Mazda is famous for many things, but the rotary-engined sports cars are the company’s most iconic creations to date. So, it’s by no means surprising that enthusiasts have been clamoring for a successor to the RX-8 ever since the four-door coupe was discontinued in 2012. However, despite recent rumors that the Japanese automaker is working on a rotary sports car, it seems that Mazda doesn’t have any actual plans to build a production model.
Speaking to Automotive News, Mazda CEO Masamichi Kogai broke heartbreaking news for rotary fans, saying that Mazda isn’t yet ready to produce an engine that would meet future emissions regulations.
“We ended production of the RX-8 with the rotary engine. But if we were to restart production of the rotary engine again, we need to make sure it wouldn’t be just short-lived. We need it to meet future emissions regulations. We are still conducting our r&d activity to overcome any issues we have with emissions and fuel efficiency,” he said, adding that a range-extender rotary is more likely to arrive first.
“Considering regulations such as the zero-emissions vehicle mandate, electrification is a technology we need to introduce in the near future. The range extender would be the first,” he added.

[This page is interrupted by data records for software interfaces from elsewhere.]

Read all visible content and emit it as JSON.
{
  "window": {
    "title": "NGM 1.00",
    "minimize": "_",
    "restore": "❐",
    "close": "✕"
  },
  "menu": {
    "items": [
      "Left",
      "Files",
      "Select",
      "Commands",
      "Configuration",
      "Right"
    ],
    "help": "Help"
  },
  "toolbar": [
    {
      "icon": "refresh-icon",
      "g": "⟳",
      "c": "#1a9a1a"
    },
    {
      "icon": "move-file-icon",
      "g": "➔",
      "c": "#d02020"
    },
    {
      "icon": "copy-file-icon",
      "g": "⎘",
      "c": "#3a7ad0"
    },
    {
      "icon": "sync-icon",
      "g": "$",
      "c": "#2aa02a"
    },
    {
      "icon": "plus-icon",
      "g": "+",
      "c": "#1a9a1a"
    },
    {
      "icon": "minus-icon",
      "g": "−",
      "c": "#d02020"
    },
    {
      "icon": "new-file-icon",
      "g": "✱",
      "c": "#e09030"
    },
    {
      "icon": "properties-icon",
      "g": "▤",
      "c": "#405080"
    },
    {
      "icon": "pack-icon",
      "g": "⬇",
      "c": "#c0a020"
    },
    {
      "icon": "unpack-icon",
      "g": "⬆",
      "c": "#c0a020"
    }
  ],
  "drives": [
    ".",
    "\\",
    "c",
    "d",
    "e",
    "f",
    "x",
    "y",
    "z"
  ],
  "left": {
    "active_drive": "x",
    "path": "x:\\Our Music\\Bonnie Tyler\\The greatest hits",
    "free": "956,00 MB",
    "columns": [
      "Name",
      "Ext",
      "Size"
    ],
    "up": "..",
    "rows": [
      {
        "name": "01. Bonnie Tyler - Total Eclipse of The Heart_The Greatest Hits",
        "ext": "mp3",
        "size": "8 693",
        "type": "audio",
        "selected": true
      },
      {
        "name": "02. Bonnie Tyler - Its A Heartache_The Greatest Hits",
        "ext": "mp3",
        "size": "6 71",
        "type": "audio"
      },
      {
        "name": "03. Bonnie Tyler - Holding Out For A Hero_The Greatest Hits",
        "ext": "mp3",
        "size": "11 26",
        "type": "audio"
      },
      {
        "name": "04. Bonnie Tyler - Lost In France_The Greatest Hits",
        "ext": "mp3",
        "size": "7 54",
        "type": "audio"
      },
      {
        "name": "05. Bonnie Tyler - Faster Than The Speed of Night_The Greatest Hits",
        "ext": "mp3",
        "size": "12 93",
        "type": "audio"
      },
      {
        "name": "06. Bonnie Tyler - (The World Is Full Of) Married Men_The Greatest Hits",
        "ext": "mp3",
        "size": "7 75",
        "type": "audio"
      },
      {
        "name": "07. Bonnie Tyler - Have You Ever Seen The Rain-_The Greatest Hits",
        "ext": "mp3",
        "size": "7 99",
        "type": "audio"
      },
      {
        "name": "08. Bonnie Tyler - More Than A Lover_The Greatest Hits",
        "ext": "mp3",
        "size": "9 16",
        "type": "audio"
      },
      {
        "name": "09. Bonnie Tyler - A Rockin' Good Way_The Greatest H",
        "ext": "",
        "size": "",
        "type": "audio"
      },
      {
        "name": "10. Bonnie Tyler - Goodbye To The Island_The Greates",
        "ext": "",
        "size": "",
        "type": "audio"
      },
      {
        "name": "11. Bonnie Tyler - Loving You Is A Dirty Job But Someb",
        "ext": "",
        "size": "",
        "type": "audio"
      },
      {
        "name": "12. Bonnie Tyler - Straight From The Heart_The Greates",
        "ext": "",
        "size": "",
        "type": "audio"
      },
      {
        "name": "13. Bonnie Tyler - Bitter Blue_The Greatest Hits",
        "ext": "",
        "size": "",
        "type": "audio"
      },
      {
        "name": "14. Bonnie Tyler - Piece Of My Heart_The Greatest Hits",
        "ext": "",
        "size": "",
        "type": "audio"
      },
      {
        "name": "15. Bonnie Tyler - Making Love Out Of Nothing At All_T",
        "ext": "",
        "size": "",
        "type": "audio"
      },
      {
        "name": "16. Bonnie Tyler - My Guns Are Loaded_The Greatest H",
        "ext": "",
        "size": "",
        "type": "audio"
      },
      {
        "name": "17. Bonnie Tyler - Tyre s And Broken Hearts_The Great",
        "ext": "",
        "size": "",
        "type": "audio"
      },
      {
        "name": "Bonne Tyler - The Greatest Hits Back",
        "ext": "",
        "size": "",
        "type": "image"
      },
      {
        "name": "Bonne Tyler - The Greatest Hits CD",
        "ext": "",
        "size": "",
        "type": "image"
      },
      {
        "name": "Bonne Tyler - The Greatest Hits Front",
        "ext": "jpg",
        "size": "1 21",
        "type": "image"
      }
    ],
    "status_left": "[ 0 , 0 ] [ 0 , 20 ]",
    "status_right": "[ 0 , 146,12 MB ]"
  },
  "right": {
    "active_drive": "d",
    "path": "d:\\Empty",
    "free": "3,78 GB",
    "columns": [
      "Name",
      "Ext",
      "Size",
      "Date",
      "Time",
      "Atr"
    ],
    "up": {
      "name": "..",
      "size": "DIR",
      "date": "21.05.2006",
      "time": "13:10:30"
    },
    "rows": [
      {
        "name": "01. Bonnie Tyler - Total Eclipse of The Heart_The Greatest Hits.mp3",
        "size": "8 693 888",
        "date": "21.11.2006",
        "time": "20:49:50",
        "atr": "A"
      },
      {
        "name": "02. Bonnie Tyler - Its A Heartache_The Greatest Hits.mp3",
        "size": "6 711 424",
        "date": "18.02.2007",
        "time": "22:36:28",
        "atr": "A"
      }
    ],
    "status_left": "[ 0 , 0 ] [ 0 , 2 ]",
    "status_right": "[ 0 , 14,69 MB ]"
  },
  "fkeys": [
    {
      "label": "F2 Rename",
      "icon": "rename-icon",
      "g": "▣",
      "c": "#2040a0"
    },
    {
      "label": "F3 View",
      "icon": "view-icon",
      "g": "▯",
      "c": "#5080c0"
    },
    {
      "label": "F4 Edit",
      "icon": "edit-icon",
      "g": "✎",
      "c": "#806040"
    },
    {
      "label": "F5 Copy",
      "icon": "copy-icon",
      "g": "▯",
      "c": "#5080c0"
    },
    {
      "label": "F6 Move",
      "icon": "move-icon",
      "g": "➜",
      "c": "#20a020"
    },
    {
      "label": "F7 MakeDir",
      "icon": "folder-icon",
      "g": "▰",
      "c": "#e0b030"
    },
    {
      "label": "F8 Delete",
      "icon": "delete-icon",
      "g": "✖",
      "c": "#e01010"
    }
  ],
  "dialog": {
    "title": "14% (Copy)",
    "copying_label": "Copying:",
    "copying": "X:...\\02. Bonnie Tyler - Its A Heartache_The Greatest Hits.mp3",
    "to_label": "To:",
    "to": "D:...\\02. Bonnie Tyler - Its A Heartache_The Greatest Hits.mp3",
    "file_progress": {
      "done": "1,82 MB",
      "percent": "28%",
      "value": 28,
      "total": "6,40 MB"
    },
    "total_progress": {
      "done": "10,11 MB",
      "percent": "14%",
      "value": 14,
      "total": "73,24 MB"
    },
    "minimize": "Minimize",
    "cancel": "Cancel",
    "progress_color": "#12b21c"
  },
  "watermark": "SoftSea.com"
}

Unfortunately, the bad news doesn’t stop here, as Kogai also told the outlet that a larger sports car that would slot above the MX-5 is out of the question right now. Kogai’s firm “No” comes as a blow to the head following reports claiming that the gorgeous RX-Vision Concept is scheduled to arrive sometime in 2019 with the RX-7 moniker. Needless to say, it could still happen in the future, but Kogai made it clear that such a car isn’t even on the drawing table. It may take a while…
Rotary aside, the CEO also confirmed that Mazda is working on a new generation of SkyActiv technologies that will find its way into production cars by March 2019. The Japanese carmaker also wants to move upmarket and distinguish itself from the other mainstream brands from the country. This overhaul will begin with the next-generation Mazda6, Mazda3, and CX-3, which are set to get “major updates.”
Why it matters
Granted, it’s a bit upsetting that Mazda isn’t very anxious to launch a new rotary-powered model, but we need to keep in mind that such an engine requires a lot of new technology and significant upgrades compared to the one that motivated the RX-8. The latter had many problems drivetrain-wise, not to mention that its powerplant wasn’t exactly efficient. With fuel economy and emissions regulations about to become more harsh in the near future, it’s not difficult to understand why Mazda is in no hurry to launch a new rotary motor. On the other hand, a larger sports car would make sense for the Japanese brand, and the company’s refusal to turn the RX-Vision into a production model is difficult to understand. All I can hope is that Kogai just wants to keep the next RX-7 a secret for now.
Gallery Mazda RX-VISION Concept